Please see postpartum psychosis section for more information

Women with bipolar disorder are at an even higher risk if their mother or sister has suffered with severe postpartum or puerperal psychosis

Preconception Planning

Before you decide to have a baby, talk with your mental health team or GP and depending on where you live they may refer you to the specialist Perinatal Mental Health team. Most pregnancies are not planned and in this situation it is important to let your mental health team or GP know as soon as possible. A team of professionals will provide your care in pregnancy and will work together with you to develop a care plan.

Things to discuss:

During pregnancy

DO NOT stop your medication suddenly before getting specialist advice as this may increase your chances of becoming unwell.

When you attend your booking appointment with the community midwife it is important to tell them you have bipolar disorder.

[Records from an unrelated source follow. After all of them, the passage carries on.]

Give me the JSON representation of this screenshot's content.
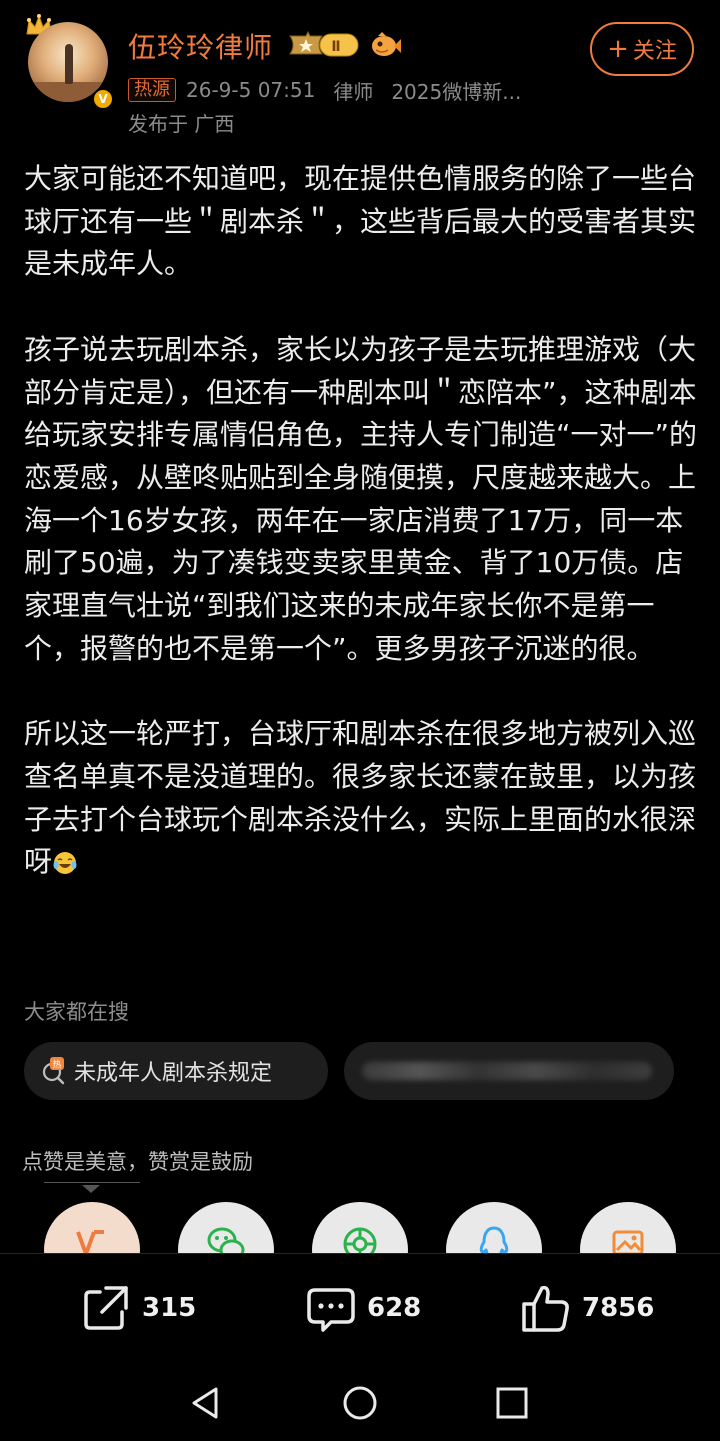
{
  "header": {
    "username": "伍玲玲律师",
    "rank_badge_text": "Ⅱ",
    "follow_label": "关注",
    "hot_tag": "热源",
    "datetime": "26-9-5 07:51",
    "role": "律师",
    "award": "2025微博新...",
    "location": "发布于 广西",
    "verified_mark": "V"
  },
  "post": {
    "paragraph_1": "大家可能还不知道吧，现在提供色情服务的除了一些台球厅还有一些＂剧本杀＂，这些背后最大的受害者其实是未成年人。",
    "paragraph_2": "孩子说去玩剧本杀，家长以为孩子是去玩推理游戏（大部分肯定是），但还有一种剧本叫＂恋陪本”，这种剧本给玩家安排专属情侣角色，主持人专门制造“一对一”的恋爱感，从壁咚贴贴到全身随便摸，尺度越来越大。上海一个16岁女孩，两年在一家店消费了17万，同一本刷了50遍，为了凑钱变卖家里黄金、背了10万债。店家理直气壮说“到我们这来的未成年家长你不是第一个，报警的也不是第一个”。更多男孩子沉迷的很。",
    "paragraph_3": "所以这一轮严打，台球厅和剧本杀在很多地方被列入巡查名单真不是没道理的。很多家长还蒙在鼓里，以为孩子去打个台球玩个剧本杀没什么，实际上里面的水很深呀",
    "emoji": "laugh-cry-emoji"
  },
  "search": {
    "title": "大家都在搜",
    "chips": [
      {
        "label": "未成年人剧本杀规定",
        "icon": "hot-search-icon"
      },
      {
        "label": "",
        "icon": "blurred"
      }
    ]
  },
  "reward": {
    "text": "点赞是美意，赞赏是鼓励",
    "targets": [
      "reward-v-icon",
      "wechat-icon",
      "moments-icon",
      "qq-icon",
      "save-image-icon"
    ]
  },
  "actions": {
    "repost_count": "315",
    "comment_count": "628",
    "like_count": "7856"
  },
  "colors": {
    "accent": "#f07b3f",
    "background": "#000000",
    "text": "#ececec",
    "muted": "#8b8b8b",
    "chip_bg": "#1e1e1e"
  }
}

In Portsmouth we have a Specialist Perinatal Mental Health Midwife who will be able to support and advise your care. We also have a caseloading team of midwives AND A LEAD OBSTETRICIAN who MAY PROVIDE additional support to you during pregnancy, labour and the postnatal period. Referrals to these additional support teams will be made through your community midwife at booking or during your ongoing care IF APPROPRIATE.

Things to discuss:

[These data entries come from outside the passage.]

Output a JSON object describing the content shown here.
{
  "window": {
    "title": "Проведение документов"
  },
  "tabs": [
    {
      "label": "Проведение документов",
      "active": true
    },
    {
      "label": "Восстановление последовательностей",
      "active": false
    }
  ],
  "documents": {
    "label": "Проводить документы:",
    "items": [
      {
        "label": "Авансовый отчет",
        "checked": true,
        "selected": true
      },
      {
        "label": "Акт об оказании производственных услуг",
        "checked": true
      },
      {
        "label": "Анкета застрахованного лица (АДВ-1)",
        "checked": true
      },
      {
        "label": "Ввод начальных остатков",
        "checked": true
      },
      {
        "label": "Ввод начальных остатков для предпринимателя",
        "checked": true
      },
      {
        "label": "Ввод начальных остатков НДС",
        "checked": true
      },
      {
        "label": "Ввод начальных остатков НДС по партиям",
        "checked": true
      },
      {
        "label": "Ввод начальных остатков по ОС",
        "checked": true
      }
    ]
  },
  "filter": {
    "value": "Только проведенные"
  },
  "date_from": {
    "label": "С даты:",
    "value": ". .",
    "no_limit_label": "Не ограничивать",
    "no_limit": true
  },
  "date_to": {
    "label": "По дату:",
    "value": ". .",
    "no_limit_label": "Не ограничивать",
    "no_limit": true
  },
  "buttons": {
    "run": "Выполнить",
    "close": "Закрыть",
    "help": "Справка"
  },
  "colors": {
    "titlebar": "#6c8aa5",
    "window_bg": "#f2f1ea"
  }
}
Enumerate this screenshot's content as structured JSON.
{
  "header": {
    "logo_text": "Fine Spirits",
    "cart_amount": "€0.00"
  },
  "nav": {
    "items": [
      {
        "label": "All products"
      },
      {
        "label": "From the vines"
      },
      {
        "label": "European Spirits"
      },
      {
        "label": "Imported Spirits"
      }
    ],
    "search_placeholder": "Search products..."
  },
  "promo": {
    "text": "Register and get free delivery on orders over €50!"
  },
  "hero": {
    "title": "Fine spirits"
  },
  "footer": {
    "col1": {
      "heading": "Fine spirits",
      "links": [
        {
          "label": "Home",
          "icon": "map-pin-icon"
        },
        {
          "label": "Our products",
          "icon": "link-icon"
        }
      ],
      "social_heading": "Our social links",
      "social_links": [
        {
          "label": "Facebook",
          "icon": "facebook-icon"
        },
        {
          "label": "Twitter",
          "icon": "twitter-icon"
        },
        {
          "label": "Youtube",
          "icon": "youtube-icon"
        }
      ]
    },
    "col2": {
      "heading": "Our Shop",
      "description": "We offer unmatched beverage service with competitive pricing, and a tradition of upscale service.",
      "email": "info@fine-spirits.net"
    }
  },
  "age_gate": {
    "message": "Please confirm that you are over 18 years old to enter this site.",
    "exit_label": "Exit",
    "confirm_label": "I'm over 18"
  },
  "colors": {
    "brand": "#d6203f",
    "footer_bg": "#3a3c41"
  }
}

Medication

The National Institute of Health and Care Excellence (NICE) guidance:

Some women prefer not to take medication whilst they are pregnant. However, for women with Bipolar disorder it is important that you maintain your own mental health during pregnancy. In collaboration with your GP and Perinatal Psychiatrist you can discuss balancing risks and benefits of medication and deciding whether to continue, change or stop taking them.

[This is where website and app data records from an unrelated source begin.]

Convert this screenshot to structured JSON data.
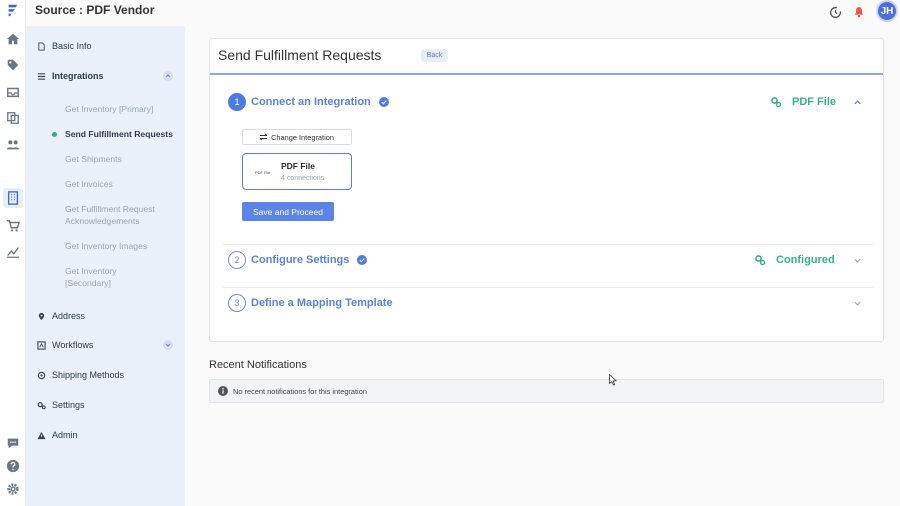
{
  "header": {
    "source_prefix": "Source :",
    "source_name": "PDF Vendor",
    "user_initials": "JH"
  },
  "colors": {
    "accent": "#4c7be4",
    "success": "#33b37e",
    "nav_bg": "#eaf1fb"
  },
  "rail_icons": [
    "logo-icon",
    "home-icon",
    "tag-icon",
    "inbox-icon",
    "copy-icon",
    "users-icon",
    "building-icon",
    "cart-icon",
    "chart-icon",
    "chat-icon",
    "help-icon",
    "gear-icon"
  ],
  "sidebar": {
    "basic_info": "Basic Info",
    "integrations": "Integrations",
    "integration_items": [
      "Get Inventory [Primary]",
      "Send Fulfillment Requests",
      "Get Shipments",
      "Get Invoices",
      "Get Fulfillment Request Acknowledgements",
      "Get Inventory Images",
      "Get Inventory [Secondary]"
    ],
    "address": "Address",
    "workflows": "Workflows",
    "shipping_methods": "Shipping Methods",
    "settings": "Settings",
    "admin": "Admin"
  },
  "main": {
    "title": "Send Fulfillment Requests",
    "back_label": "Back",
    "steps": [
      {
        "num": "1",
        "label": "Connect an Integration",
        "status": "PDF File"
      },
      {
        "num": "2",
        "label": "Configure Settings",
        "status": "Configured"
      },
      {
        "num": "3",
        "label": "Define a Mapping Template",
        "status": ""
      }
    ],
    "change_integration_label": "Change Integration",
    "integration": {
      "logo_text": "PDF File",
      "name": "PDF File",
      "connections": "4 connections"
    },
    "save_label": "Save and Proceed"
  },
  "notifications": {
    "title": "Recent Notifications",
    "empty_text": "No recent notifications for this integration"
  }
}
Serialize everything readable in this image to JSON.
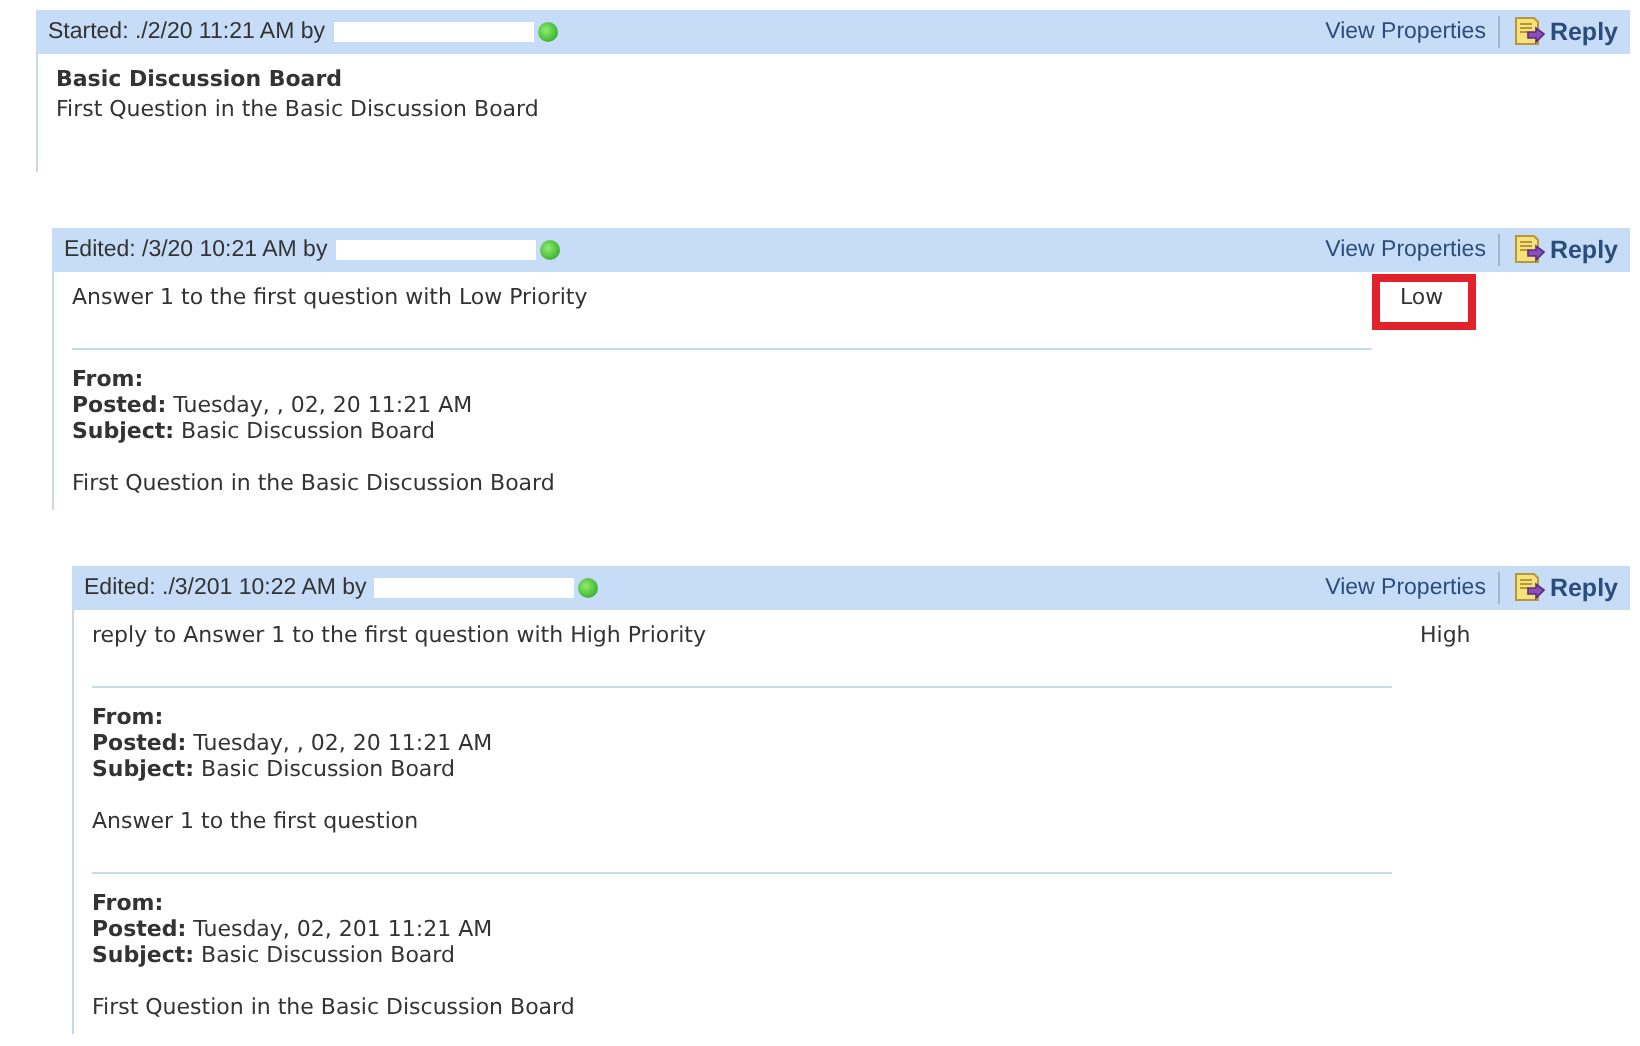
{
  "posts": [
    {
      "header": "Started: ./2/20 11:21 AM by",
      "online": true,
      "title": "Basic Discussion Board",
      "message": "First Question in the Basic Discussion Board",
      "view_properties": "View Properties",
      "reply": "Reply",
      "children": [
        {
          "header": "Edited: /3/20 10:21 AM by",
          "online": true,
          "message": "Answer 1 to the first question with Low Priority",
          "priority": {
            "label": "Low",
            "highlighted": true
          },
          "view_properties": "View Properties",
          "reply": "Reply",
          "quotes": [
            {
              "from_label": "From:",
              "posted_label": "Posted:",
              "posted": "Tuesday, , 02, 20 11:21 AM",
              "subject_label": "Subject:",
              "subject": "Basic Discussion Board",
              "body": "First Question in the Basic Discussion Board"
            }
          ],
          "children": [
            {
              "header": "Edited: ./3/201 10:22 AM by",
              "online": true,
              "message": "reply to Answer 1 to the first question with High Priority",
              "priority": {
                "label": "High",
                "highlighted": false
              },
              "view_properties": "View Properties",
              "reply": "Reply",
              "quotes": [
                {
                  "from_label": "From:",
                  "posted_label": "Posted:",
                  "posted": "Tuesday, , 02, 20 11:21 AM",
                  "subject_label": "Subject:",
                  "subject": "Basic Discussion Board",
                  "body": "Answer 1 to the first question"
                },
                {
                  "from_label": "From:",
                  "posted_label": "Posted:",
                  "posted": "Tuesday, 02, 201 11:21 AM",
                  "subject_label": "Subject:",
                  "subject": "Basic Discussion Board",
                  "body": "First Question in the Basic Discussion Board"
                }
              ]
            }
          ]
        }
      ]
    }
  ]
}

Early days with your new baby

 

During the first week to 10 days after birth a midwife or maternity support worker and your community mental health nurse will visit you regularly. When your baby is about 2 weeks old your Health Visitor will begin visiting you. We encourage you to share your care plan with health professionals and your family.

Ways to help yourself and treatment

Cognitive behavioural therapy (CBT)

This talking therapy aims to identify connections between thoughts, feelings and behaviour with the aim to help develop practical skills to help manage negative thought patterns or thinking and behaviour that might be causing you problems.

Talking therapy

This is an important part of your treatment as it provides a regular time for you to talk about your thoughts and troubles, enabling you to explore difficult feelings with a trained therapist.

Family therapy

This is a type of psychotherapy that focuses on family relationships and encourages everyone within the family or relationship to work together to improve mental health.

If you do become unwell do not feel guilty.  It is not your fault and can happen with the most careful planning. Make sure your action plan is started, as the symptoms can get worse quickly.

Tell your partner or friend and contact your GP, Perinatal Mental Health team or Crisis team as soon as possible

National resouces: